Purpose: In the preface, the authors note that this book can serve as a reference for students and primary care and emergency department physicians, as well as a go-to review for residents in training and orthopedic surgeons who need to remain current in areas outside of their subspecialty or prepare for recertification requirements. These are very worthy goals that, before reviewing this book, I would have said were nearly impossible to achieve. Nonetheless, the more I went through it, the more I liked this book. Admittedly, it cannot provide the technical know-how and pearls for every orthopedic procedure, but as a review of diagnosis and treatment options, it is excellent.
Audience: This book will be well received by medical students, orthopedics residents, and allied healthcare providers who take care of patients with musculoskeletal problems, as well as orthopedic attendings who want a concise overview of this broad specialty. Unlike most books that use a who's who to serve as chapter authors, this one turns to writers ranging from residents in training to full professors who have really thought about the needs of this audience. Each chapter follows a similar template, which makes the book that much more readable.
Features: The fundamental proposition of this book is that making good diagnoses leads treatment options and good outcomes for patients. Each chapter carries a global title, such as sports medicine, and is subcategorized to cover the entire field. To accomplish this in single book, each region is concise, focused, and efficient. The figures are black and white and relatively few, as the book favors a written presentation. This approach is neither good nor bad, it is simply the choice the authors made. While respecting cost, color figures would spice things up a bit and increase the overall value of the book.
Assessment: Because this looked like yet another review book, written by authors who are not among the most well known in the field, I feared it would not add significantly to what is already available. I was wrong. This book is comprehensive and easier to read than other reviews, such as board preps or prep reviews for the orthopaedic in-training examination.
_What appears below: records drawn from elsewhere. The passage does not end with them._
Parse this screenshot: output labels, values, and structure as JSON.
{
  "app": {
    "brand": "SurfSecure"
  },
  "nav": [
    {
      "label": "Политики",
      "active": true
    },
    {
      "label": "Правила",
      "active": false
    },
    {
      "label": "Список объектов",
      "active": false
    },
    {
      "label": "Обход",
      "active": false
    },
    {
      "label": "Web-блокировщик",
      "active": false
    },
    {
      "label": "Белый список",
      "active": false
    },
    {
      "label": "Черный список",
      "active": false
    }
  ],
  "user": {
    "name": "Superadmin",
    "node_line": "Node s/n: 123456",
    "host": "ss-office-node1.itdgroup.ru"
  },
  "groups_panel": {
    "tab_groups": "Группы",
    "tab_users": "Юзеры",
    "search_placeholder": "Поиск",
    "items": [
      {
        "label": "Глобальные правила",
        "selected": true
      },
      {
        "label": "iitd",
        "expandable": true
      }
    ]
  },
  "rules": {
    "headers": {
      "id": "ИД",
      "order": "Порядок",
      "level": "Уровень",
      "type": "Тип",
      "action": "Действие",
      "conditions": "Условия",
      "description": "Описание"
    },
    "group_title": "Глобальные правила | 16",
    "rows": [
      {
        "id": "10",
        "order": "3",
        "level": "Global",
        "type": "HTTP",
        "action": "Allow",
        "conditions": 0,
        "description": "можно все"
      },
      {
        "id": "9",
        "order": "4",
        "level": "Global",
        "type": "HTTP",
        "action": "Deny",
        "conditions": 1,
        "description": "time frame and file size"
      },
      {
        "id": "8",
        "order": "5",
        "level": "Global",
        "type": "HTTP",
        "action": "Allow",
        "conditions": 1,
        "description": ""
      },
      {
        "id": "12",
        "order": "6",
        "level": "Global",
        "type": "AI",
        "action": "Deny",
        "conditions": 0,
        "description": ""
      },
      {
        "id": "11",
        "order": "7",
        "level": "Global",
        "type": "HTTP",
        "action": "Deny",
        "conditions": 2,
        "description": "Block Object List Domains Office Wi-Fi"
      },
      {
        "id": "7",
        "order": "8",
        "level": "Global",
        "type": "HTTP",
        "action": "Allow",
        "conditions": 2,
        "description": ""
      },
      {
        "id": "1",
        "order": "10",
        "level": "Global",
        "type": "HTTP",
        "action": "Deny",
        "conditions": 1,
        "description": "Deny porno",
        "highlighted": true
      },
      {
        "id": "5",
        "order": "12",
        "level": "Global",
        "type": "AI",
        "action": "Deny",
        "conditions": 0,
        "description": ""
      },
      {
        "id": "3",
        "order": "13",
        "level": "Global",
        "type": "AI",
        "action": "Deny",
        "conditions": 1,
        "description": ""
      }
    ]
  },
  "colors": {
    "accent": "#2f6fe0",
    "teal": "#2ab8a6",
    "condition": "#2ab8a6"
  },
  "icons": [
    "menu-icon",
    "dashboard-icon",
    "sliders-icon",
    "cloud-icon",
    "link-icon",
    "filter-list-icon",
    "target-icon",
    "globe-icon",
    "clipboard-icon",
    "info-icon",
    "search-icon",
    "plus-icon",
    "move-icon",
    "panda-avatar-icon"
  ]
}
Because it is so reader friendly, I see myself turning to this book as my most efficient and comfortable review of the broad field of orthopedics.